Bottom line: Bottled-water drinkers in the US alone in 2007 squandered the equivalent of 32 to 54 million barrels of oil. Triple that number for worldwide use. For perspective, imagine each bottle is one-quarter full of oil.

As reported at Treehugger: Bottled-water drinkers are the new smokers.

Since oil and water don't mix, turn on the tap. Still want a container? Try reusable Nalgene or stainless steel. Not without impact but durable at least. Traveling overseas to the lands-of-unclean waters? Pony up for a Katadyn bottle/filter combination. I can personally attest that this all-in-one system is a miracle worker of good intestinal and environmental health.

Concerned about the one in six humans who must live in the lands-of-unclean waters? Consider tossing a doubloon or two at the LifeStraw people who've found a nifty and inexpensive way to survive deadly water supplies.

Obama Hearts the EPA

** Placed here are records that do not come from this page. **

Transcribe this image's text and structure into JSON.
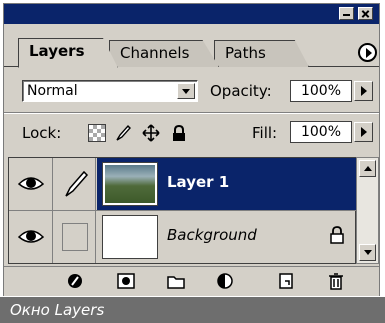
{
  "tabs": [
    {
      "label": "Layers",
      "active": true
    },
    {
      "label": "Channels",
      "active": false
    },
    {
      "label": "Paths",
      "active": false
    }
  ],
  "blend_mode": {
    "value": "Normal"
  },
  "opacity": {
    "label": "Opacity:",
    "value": "100%"
  },
  "lock": {
    "label": "Lock:"
  },
  "fill": {
    "label": "Fill:",
    "value": "100%"
  },
  "layers": [
    {
      "name": "Layer 1",
      "visible": true,
      "selected": true,
      "thumbnail": "photo-icon"
    },
    {
      "name": "Background",
      "visible": true,
      "selected": false,
      "locked": true,
      "thumbnail": "white"
    }
  ],
  "caption": "Окно Layers",
  "colors": {
    "title_bar": "#0a246a",
    "selection": "#0a246a",
    "panel": "#d4d0c8",
    "caption_bg": "#6e6e6e"
  }
}
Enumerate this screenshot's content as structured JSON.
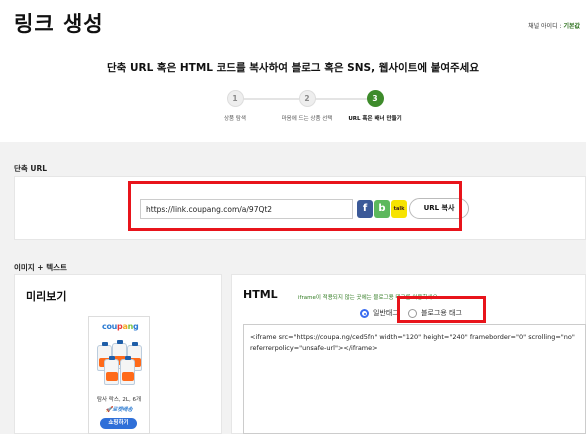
{
  "header": {
    "title": "링크 생성",
    "channel_label": "채널 아이디 :",
    "channel_value": "기본값",
    "subtitle": "단축 URL 혹은 HTML 코드를 복사하여 블로그 혹은 SNS, 웹사이트에 붙여주세요"
  },
  "steps": [
    {
      "num": "1",
      "label": "상품 탐색",
      "active": false
    },
    {
      "num": "2",
      "label": "마음에 드는 상품 선택",
      "active": false
    },
    {
      "num": "3",
      "label": "URL 혹은 배너 만들기",
      "active": true
    }
  ],
  "short_url": {
    "section_label": "단축 URL",
    "value": "https://link.coupang.com/a/97Qt2",
    "copy_label": "URL 복사",
    "share_icons": [
      {
        "name": "facebook-icon",
        "glyph": "f",
        "color": "#3b5998"
      },
      {
        "name": "blog-icon",
        "glyph": "b",
        "color": "#5cb85c"
      },
      {
        "name": "kakaotalk-icon",
        "glyph": "talk",
        "color": "#f7e300"
      }
    ]
  },
  "image_text": {
    "section_label": "이미지 + 텍스트",
    "preview_title": "미리보기",
    "banner": {
      "logo": "coupang",
      "product_name": "탐사 락스, 2L, 6개",
      "delivery": "로켓배송",
      "button": "쇼핑하기"
    },
    "html_title": "HTML",
    "note": "iframe이 적용되지 않는 곳에는 블로그용 태그를 이용하세요",
    "radio_options": [
      {
        "label": "일반태그",
        "selected": true
      },
      {
        "label": "블로그용 태그",
        "selected": false
      }
    ],
    "code": "<iframe src=\"https://coupa.ng/ced5fn\" width=\"120\" height=\"240\" frameborder=\"0\" scrolling=\"no\" referrerpolicy=\"unsafe-url\"></iframe>"
  },
  "colors": {
    "accent_green": "#3e8b2b",
    "highlight_red": "#e8141b",
    "radio_blue": "#3a6cf0",
    "coupang_blue": "#2c7bd1"
  }
}
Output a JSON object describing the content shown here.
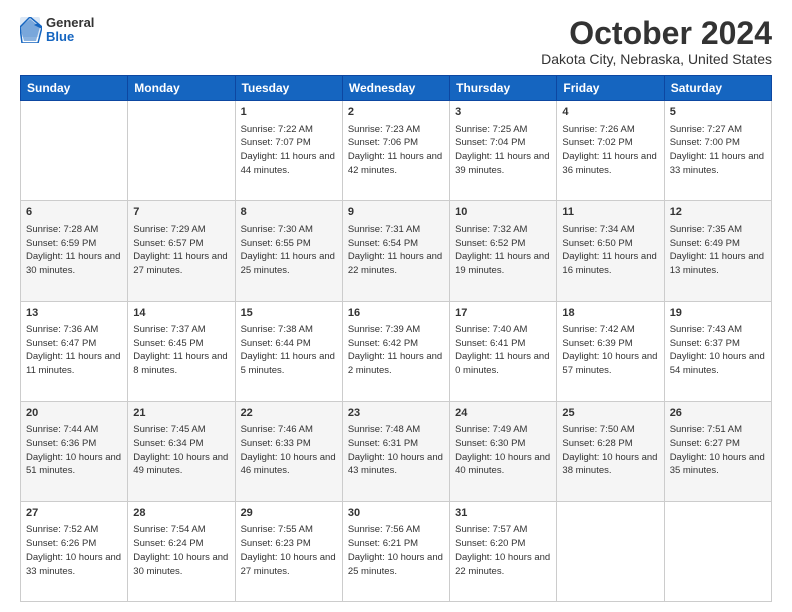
{
  "logo": {
    "general": "General",
    "blue": "Blue"
  },
  "title": "October 2024",
  "subtitle": "Dakota City, Nebraska, United States",
  "weekdays": [
    "Sunday",
    "Monday",
    "Tuesday",
    "Wednesday",
    "Thursday",
    "Friday",
    "Saturday"
  ],
  "weeks": [
    [
      {
        "day": "",
        "info": ""
      },
      {
        "day": "",
        "info": ""
      },
      {
        "day": "1",
        "info": "Sunrise: 7:22 AM\nSunset: 7:07 PM\nDaylight: 11 hours and 44 minutes."
      },
      {
        "day": "2",
        "info": "Sunrise: 7:23 AM\nSunset: 7:06 PM\nDaylight: 11 hours and 42 minutes."
      },
      {
        "day": "3",
        "info": "Sunrise: 7:25 AM\nSunset: 7:04 PM\nDaylight: 11 hours and 39 minutes."
      },
      {
        "day": "4",
        "info": "Sunrise: 7:26 AM\nSunset: 7:02 PM\nDaylight: 11 hours and 36 minutes."
      },
      {
        "day": "5",
        "info": "Sunrise: 7:27 AM\nSunset: 7:00 PM\nDaylight: 11 hours and 33 minutes."
      }
    ],
    [
      {
        "day": "6",
        "info": "Sunrise: 7:28 AM\nSunset: 6:59 PM\nDaylight: 11 hours and 30 minutes."
      },
      {
        "day": "7",
        "info": "Sunrise: 7:29 AM\nSunset: 6:57 PM\nDaylight: 11 hours and 27 minutes."
      },
      {
        "day": "8",
        "info": "Sunrise: 7:30 AM\nSunset: 6:55 PM\nDaylight: 11 hours and 25 minutes."
      },
      {
        "day": "9",
        "info": "Sunrise: 7:31 AM\nSunset: 6:54 PM\nDaylight: 11 hours and 22 minutes."
      },
      {
        "day": "10",
        "info": "Sunrise: 7:32 AM\nSunset: 6:52 PM\nDaylight: 11 hours and 19 minutes."
      },
      {
        "day": "11",
        "info": "Sunrise: 7:34 AM\nSunset: 6:50 PM\nDaylight: 11 hours and 16 minutes."
      },
      {
        "day": "12",
        "info": "Sunrise: 7:35 AM\nSunset: 6:49 PM\nDaylight: 11 hours and 13 minutes."
      }
    ],
    [
      {
        "day": "13",
        "info": "Sunrise: 7:36 AM\nSunset: 6:47 PM\nDaylight: 11 hours and 11 minutes."
      },
      {
        "day": "14",
        "info": "Sunrise: 7:37 AM\nSunset: 6:45 PM\nDaylight: 11 hours and 8 minutes."
      },
      {
        "day": "15",
        "info": "Sunrise: 7:38 AM\nSunset: 6:44 PM\nDaylight: 11 hours and 5 minutes."
      },
      {
        "day": "16",
        "info": "Sunrise: 7:39 AM\nSunset: 6:42 PM\nDaylight: 11 hours and 2 minutes."
      },
      {
        "day": "17",
        "info": "Sunrise: 7:40 AM\nSunset: 6:41 PM\nDaylight: 11 hours and 0 minutes."
      },
      {
        "day": "18",
        "info": "Sunrise: 7:42 AM\nSunset: 6:39 PM\nDaylight: 10 hours and 57 minutes."
      },
      {
        "day": "19",
        "info": "Sunrise: 7:43 AM\nSunset: 6:37 PM\nDaylight: 10 hours and 54 minutes."
      }
    ],
    [
      {
        "day": "20",
        "info": "Sunrise: 7:44 AM\nSunset: 6:36 PM\nDaylight: 10 hours and 51 minutes."
      },
      {
        "day": "21",
        "info": "Sunrise: 7:45 AM\nSunset: 6:34 PM\nDaylight: 10 hours and 49 minutes."
      },
      {
        "day": "22",
        "info": "Sunrise: 7:46 AM\nSunset: 6:33 PM\nDaylight: 10 hours and 46 minutes."
      },
      {
        "day": "23",
        "info": "Sunrise: 7:48 AM\nSunset: 6:31 PM\nDaylight: 10 hours and 43 minutes."
      },
      {
        "day": "24",
        "info": "Sunrise: 7:49 AM\nSunset: 6:30 PM\nDaylight: 10 hours and 40 minutes."
      },
      {
        "day": "25",
        "info": "Sunrise: 7:50 AM\nSunset: 6:28 PM\nDaylight: 10 hours and 38 minutes."
      },
      {
        "day": "26",
        "info": "Sunrise: 7:51 AM\nSunset: 6:27 PM\nDaylight: 10 hours and 35 minutes."
      }
    ],
    [
      {
        "day": "27",
        "info": "Sunrise: 7:52 AM\nSunset: 6:26 PM\nDaylight: 10 hours and 33 minutes."
      },
      {
        "day": "28",
        "info": "Sunrise: 7:54 AM\nSunset: 6:24 PM\nDaylight: 10 hours and 30 minutes."
      },
      {
        "day": "29",
        "info": "Sunrise: 7:55 AM\nSunset: 6:23 PM\nDaylight: 10 hours and 27 minutes."
      },
      {
        "day": "30",
        "info": "Sunrise: 7:56 AM\nSunset: 6:21 PM\nDaylight: 10 hours and 25 minutes."
      },
      {
        "day": "31",
        "info": "Sunrise: 7:57 AM\nSunset: 6:20 PM\nDaylight: 10 hours and 22 minutes."
      },
      {
        "day": "",
        "info": ""
      },
      {
        "day": "",
        "info": ""
      }
    ]
  ]
}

| Fri Feb. 27, 2009 2:43 PM EST
Boy, what a reversal of fortune for the Environmental Protection Agency. After suffering years of neglect, staff cuts, and intimidation, it now stands to see its budget increased by 34 percent--among the largest bump for any federal agency in percentage terms. Much of the increase would fund clean water projects and restore the Superfund Tax, which expired in 1995, raising an estimated $6.6 billion by 2014 for hazardous waste cleanup. As if to underscore the EPA's return to favored agency status, Michelle Obama spoke at agency HQ while her husband was unveiling his budget yesterday. "Your work will not only save our planet and clean up our environment," she said. "It's going to transform our economy and create millions of well-paying jobs." Her optimism reminds me of Bush's love for his faith-based initiatives, but at least this time around there's a bit more evidence behind the hope.